Ezogelin corbasi (Red lentil and bulgur soup with dried mint and chili pepper)
Iman Bayildi (Eggplant braised in olive oil with onion and tomato. According to Eveline, the dish translates as "the iman fainted with joy," a way to say that the dish is so tender, so bursting with flavor that even a serious man like an iman can't resist this delicacy.)
Kabak mueveri (Zucchini patties with herbs and cheese)
Etli yaprak dolmasi (Vine leaves stuffed with minced meat)
Sekerpare (Literally "Syrupy pieces," semolina sponge cakes with hazelnuts)
All of this was to be cooked in two hours, followed by a rollicking lunch of the group's efforts, accompanied by copious amounts of Turkish wine (more about that to come in another post).
The Spice Market in Istanbul
One look at the vegetable-rich menu clarifies how the tourist eats compared to how the Turk dines: across the entire menu, which feeds four to six, only 12 ounces of meat is required. That small fist of lamb (kuzu kiyma) or beef (dana kiyama) is incorporated into 40 dolmasi. The next lesson? Probably no need for compost piles in Istanbul homes. Every single scrap of food is used; even all the stems and bits and pieces left over from each recipe's herbs are added as saucepan padding and aromatic for the stuffed grape leaves.
What to bring is actually quite simple: good shoes and the ability to play well with others. Cooking classes require the ability to form an instant working team with total strangers. Peeling and slicing 25 pounds of onions while listening to a compelling argument for the decriminalization of drugs reminds that interesting conversations most often happen in the kitchen.
The core of the experience is the teacher, and Zoutendijk works throughout the class to bring out the best of the food and the participants. She respects her students, her food, and her business. And she will assure that the grape leaves are folded correctly--even if the haphazard student needs four re-dos.
Here is the recipe for the soup. A tureen-full evokes the fun of that half-day in Istanbul and brings the caravanserai and the sultans, the Golden Horn and the Bosphorus, home to Minnesota.
2 c. red lentils, washed not soaked
¼ c. bulgur, coarse grind
½ - 1 tbsp. tomato puree (dolmates salcasi)
½ - 1 tbsp. red bell pepper puree (biber salcasi)
1 tbsp. butter (tereyagi) and a little olive oil
1 tbsp. dried mint (kuru nane) (Note: dried is preferred over fresh)
1 tsp.
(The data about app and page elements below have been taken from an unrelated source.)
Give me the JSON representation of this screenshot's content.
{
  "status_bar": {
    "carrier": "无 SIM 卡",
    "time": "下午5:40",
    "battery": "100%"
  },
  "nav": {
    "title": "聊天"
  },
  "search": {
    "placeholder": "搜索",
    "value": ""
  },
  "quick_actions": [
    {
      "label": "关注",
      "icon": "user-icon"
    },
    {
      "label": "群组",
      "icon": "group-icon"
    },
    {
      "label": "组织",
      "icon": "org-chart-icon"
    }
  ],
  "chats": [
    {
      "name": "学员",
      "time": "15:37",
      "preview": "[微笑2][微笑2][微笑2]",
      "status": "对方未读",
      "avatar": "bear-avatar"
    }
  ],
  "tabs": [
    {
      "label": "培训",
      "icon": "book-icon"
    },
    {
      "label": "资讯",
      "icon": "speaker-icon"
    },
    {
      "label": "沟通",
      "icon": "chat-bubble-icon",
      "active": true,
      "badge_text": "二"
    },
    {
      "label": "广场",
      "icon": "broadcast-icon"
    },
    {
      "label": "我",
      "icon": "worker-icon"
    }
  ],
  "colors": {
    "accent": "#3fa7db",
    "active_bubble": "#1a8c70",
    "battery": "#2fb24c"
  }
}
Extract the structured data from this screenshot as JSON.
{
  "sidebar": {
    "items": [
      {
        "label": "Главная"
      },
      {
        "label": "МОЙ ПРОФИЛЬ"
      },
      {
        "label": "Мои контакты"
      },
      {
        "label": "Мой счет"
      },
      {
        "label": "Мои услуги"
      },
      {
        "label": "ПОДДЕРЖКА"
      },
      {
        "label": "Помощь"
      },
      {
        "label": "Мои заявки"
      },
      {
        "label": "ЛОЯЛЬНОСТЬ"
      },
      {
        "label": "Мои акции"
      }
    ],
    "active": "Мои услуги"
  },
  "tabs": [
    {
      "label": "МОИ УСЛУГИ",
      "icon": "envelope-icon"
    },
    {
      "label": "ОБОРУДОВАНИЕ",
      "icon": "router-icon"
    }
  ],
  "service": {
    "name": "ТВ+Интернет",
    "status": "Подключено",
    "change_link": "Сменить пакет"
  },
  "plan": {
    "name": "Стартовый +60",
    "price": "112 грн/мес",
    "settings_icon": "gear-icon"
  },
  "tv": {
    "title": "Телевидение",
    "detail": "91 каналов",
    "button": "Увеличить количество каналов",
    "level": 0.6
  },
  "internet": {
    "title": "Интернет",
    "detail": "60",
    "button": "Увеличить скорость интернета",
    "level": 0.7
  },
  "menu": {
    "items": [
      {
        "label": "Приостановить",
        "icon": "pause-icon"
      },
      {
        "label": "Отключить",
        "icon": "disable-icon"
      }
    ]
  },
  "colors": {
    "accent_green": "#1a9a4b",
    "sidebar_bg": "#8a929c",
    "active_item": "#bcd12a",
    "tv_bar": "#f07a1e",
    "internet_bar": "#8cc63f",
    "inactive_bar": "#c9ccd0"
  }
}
Turkish chili flakes (pul biber)
5 c. water; chicken stock can be substituted but it is not authentic Turkish
1 tsp. flour (un)
- Cook lentils 15 minutes in 2-3 fingers high of water until they fall apart; set aside.
- Melt butter with oil in soup pot; add flour to make a light roux.
- Add mint, red pepper, and tomato purees, stirring constantly so the mixture doesn't burn.
- Add lentils, followed by water, and bring to a boil, still stirring.
- Add bulgur once soup is boiling, leave boiling for a few minutes, add salt and pepper to taste and turn off the heat. It's ready when the bulgur has plumped up.
Serve with lemon wedges and extra pul biber on the side.
No surprise, this soup is even better the next day.
Akbiyik Caddesi 72A
T (+90) 212.458.5919 Cooking Alaturka website